**What the task asks:** Return all lines of the records that contain the word "NEXT".

**Given records:**
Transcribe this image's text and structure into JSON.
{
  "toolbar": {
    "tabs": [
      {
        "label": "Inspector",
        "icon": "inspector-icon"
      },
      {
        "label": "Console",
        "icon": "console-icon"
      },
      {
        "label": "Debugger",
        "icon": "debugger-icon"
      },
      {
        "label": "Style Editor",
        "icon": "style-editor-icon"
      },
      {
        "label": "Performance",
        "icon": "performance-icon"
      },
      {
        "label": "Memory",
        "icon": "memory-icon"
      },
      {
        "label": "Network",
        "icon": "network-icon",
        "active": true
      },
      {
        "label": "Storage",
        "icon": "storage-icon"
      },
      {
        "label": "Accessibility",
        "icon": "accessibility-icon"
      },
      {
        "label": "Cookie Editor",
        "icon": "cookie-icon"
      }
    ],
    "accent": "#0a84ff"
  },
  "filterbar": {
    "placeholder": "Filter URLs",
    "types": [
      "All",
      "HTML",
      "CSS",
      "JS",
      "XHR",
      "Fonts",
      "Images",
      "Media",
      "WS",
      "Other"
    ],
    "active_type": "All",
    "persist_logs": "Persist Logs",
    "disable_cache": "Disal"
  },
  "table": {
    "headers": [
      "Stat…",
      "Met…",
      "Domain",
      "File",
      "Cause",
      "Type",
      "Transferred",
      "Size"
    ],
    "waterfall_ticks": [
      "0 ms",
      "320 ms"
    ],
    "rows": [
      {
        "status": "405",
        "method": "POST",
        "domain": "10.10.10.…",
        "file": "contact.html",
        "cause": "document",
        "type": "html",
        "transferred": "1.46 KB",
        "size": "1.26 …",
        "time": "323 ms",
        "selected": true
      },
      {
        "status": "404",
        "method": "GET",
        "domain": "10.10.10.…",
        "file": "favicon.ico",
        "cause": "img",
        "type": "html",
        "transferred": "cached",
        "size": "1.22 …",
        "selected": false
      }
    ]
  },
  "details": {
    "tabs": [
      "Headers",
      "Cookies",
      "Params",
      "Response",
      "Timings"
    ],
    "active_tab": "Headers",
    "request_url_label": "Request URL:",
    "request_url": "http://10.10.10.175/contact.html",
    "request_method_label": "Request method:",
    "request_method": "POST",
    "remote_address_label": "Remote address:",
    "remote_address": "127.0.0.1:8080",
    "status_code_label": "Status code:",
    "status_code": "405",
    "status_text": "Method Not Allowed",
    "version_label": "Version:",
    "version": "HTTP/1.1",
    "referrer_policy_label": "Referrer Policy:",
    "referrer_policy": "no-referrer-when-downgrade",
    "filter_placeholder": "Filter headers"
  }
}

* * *

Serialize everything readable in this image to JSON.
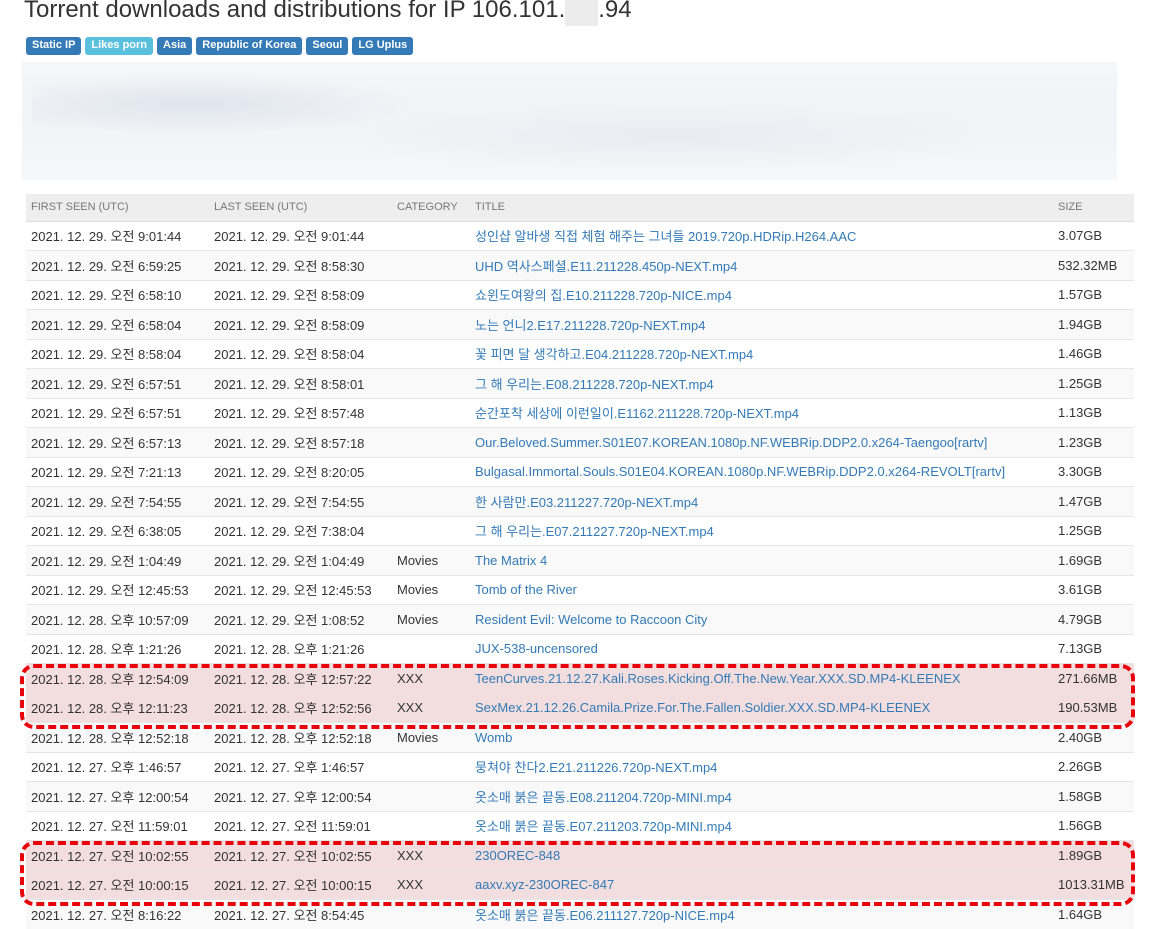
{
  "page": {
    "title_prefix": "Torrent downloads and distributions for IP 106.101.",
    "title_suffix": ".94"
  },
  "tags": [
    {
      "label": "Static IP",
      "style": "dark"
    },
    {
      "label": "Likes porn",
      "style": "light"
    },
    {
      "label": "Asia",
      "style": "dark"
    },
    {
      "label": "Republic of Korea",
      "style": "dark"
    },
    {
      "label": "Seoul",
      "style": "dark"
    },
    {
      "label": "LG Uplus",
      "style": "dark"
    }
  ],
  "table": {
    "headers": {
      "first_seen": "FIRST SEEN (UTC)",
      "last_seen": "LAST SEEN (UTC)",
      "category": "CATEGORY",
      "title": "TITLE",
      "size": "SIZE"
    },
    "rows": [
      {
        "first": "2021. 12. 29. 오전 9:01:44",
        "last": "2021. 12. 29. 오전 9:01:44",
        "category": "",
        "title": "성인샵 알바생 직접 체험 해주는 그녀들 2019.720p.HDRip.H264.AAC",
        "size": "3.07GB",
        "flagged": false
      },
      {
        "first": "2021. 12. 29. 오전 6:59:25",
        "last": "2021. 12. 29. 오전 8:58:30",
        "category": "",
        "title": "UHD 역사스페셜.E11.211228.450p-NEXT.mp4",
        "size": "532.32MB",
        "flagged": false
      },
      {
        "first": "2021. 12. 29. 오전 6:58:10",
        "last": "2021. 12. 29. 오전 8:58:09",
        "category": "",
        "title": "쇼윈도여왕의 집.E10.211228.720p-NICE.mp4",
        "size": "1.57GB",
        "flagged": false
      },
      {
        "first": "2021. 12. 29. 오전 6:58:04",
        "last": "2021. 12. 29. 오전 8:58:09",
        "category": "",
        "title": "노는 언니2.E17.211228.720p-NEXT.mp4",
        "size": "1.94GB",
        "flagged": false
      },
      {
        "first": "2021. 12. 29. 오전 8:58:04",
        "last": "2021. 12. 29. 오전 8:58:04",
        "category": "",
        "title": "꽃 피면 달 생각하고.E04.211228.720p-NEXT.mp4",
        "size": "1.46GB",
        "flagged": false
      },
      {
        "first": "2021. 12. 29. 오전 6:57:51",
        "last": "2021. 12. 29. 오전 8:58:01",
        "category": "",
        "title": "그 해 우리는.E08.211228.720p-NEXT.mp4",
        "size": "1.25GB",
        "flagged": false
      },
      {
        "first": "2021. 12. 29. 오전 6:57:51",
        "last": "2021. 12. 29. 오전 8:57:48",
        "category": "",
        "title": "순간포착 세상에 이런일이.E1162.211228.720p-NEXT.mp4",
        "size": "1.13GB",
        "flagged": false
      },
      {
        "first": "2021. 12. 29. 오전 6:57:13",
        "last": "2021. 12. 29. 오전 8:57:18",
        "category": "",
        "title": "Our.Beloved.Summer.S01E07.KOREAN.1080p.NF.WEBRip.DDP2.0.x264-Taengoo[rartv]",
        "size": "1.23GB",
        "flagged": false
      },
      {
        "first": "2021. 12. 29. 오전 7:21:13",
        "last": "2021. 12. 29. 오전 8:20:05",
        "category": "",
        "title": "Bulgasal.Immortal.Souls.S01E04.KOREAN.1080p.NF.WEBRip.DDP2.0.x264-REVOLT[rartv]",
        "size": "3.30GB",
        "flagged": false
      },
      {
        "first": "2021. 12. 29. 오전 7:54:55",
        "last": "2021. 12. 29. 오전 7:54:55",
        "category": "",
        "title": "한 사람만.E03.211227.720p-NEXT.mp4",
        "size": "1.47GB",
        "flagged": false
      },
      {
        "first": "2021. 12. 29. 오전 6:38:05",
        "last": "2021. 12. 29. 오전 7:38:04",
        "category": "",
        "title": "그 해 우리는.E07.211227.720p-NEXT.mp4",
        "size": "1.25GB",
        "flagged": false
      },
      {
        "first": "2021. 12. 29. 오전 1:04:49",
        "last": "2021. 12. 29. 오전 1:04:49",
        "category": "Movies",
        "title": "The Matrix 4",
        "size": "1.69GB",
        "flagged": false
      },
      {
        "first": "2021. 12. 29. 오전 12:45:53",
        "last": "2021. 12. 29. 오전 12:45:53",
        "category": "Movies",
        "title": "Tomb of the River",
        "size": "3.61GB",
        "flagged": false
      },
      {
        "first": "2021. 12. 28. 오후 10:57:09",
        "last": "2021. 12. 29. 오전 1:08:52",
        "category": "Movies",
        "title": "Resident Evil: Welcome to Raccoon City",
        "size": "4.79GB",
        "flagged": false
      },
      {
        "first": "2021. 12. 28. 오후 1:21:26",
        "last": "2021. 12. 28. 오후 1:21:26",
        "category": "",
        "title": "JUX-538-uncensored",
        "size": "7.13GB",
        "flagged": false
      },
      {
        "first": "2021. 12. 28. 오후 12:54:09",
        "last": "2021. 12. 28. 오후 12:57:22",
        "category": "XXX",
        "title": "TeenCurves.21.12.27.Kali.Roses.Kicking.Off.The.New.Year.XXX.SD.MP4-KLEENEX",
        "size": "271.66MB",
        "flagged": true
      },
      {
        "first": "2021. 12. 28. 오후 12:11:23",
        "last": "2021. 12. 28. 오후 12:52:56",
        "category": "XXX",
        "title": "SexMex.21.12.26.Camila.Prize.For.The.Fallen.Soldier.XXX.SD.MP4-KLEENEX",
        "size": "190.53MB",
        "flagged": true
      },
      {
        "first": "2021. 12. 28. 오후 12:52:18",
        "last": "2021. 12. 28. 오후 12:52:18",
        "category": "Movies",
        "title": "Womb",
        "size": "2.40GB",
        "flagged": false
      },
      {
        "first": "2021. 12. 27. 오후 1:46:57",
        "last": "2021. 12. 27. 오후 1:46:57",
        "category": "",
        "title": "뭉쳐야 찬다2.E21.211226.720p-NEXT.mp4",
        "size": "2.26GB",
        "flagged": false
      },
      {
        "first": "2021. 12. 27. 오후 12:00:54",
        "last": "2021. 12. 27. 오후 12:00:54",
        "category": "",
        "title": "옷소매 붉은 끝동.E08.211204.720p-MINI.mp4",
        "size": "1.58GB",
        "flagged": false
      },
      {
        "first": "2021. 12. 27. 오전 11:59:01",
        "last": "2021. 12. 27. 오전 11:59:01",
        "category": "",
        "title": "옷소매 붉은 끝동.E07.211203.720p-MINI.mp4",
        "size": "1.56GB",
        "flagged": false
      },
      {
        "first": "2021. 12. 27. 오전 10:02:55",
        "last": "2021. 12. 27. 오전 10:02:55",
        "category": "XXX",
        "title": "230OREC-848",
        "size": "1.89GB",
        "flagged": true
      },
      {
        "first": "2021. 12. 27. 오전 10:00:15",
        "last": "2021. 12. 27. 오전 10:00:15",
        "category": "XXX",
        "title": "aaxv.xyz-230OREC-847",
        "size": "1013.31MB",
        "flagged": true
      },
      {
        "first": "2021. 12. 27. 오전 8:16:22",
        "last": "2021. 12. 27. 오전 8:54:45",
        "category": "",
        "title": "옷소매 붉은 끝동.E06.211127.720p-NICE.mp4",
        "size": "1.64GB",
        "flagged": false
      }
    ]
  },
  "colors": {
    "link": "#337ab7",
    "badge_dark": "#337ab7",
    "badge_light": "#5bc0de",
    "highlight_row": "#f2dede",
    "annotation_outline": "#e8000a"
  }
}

**Answer to this exercise:**
        "title": "UHD 역사스페셜.E11.211228.450p-NEXT.mp4",
        "title": "노는 언니2.E17.211228.720p-NEXT.mp4",
        "title": "꽃 피면 달 생각하고.E04.211228.720p-NEXT.mp4",
        "title": "그 해 우리는.E08.211228.720p-NEXT.mp4",
        "title": "순간포착 세상에 이런일이.E1162.211228.720p-NEXT.mp4",
        "title": "한 사람만.E03.211227.720p-NEXT.mp4",
        "title": "그 해 우리는.E07.211227.720p-NEXT.mp4",
        "title": "뭉쳐야 찬다2.E21.211226.720p-NEXT.mp4",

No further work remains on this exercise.